PROBLEM TO SOLVE ::
Give back the whole listing below exactly.

AVAILABLE RECORDS ::
┌──
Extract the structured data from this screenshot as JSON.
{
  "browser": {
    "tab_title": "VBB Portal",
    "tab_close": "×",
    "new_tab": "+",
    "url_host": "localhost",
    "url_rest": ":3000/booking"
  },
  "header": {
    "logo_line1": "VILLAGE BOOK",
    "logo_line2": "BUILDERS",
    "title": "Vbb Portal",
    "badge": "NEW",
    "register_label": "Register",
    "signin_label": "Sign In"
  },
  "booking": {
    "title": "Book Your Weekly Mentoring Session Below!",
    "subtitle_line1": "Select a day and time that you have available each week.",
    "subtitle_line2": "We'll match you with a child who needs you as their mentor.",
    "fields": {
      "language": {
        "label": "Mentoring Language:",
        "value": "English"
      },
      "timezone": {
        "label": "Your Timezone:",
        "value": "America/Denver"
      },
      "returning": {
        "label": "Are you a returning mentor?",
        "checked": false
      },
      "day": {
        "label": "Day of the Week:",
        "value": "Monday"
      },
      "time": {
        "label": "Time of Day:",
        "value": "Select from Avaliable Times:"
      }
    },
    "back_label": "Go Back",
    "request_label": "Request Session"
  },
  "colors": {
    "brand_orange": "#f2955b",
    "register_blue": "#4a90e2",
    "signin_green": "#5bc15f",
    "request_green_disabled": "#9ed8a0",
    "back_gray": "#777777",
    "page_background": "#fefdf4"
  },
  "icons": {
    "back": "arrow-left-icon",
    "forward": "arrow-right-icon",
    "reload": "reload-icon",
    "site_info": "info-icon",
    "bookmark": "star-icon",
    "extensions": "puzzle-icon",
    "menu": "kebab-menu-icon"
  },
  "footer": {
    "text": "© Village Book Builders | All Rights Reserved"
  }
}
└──
OUTPUT ::
Extract the structured data from this screenshot as JSON.
{
  "browser": {
    "tab_title": "VBB Portal",
    "tab_close": "×",
    "new_tab": "+",
    "url_host": "localhost",
    "url_rest": ":3000/booking"
  },
  "header": {
    "logo_line1": "VILLAGE BOOK",
    "logo_line2": "BUILDERS",
    "title": "Vbb Portal",
    "badge": "NEW",
    "register_label": "Register",
    "signin_label": "Sign In"
  },
  "booking": {
    "title": "Book Your Weekly Mentoring Session Below!",
    "subtitle_line1": "Select a day and time that you have available each week.",
    "subtitle_line2": "We'll match you with a child who needs you as their mentor.",
    "fields": {
      "language": {
        "label": "Mentoring Language:",
        "value": "English"
      },
      "timezone": {
        "label": "Your Timezone:",
        "value": "America/Denver"
      },
      "returning": {
        "label": "Are you a returning mentor?",
        "checked": false
      },
      "day": {
        "label": "Day of the Week:",
        "value": "Monday"
      },
      "time": {
        "label": "Time of Day:",
        "value": "Select from Avaliable Times:"
      }
    },
    "back_label": "Go Back",
    "request_label": "Request Session"
  },
  "colors": {
    "brand_orange": "#f2955b",
    "register_blue": "#4a90e2",
    "signin_green": "#5bc15f",
    "request_green_disabled": "#9ed8a0",
    "back_gray": "#777777",
    "page_background": "#fefdf4"
  },
  "icons": {
    "back": "arrow-left-icon",
    "forward": "arrow-right-icon",
    "reload": "reload-icon",
    "site_info": "info-icon",
    "bookmark": "star-icon",
    "extensions": "puzzle-icon",
    "menu": "kebab-menu-icon"
  },
  "footer": {
    "text": "© Village Book Builders | All Rights Reserved"
  }
}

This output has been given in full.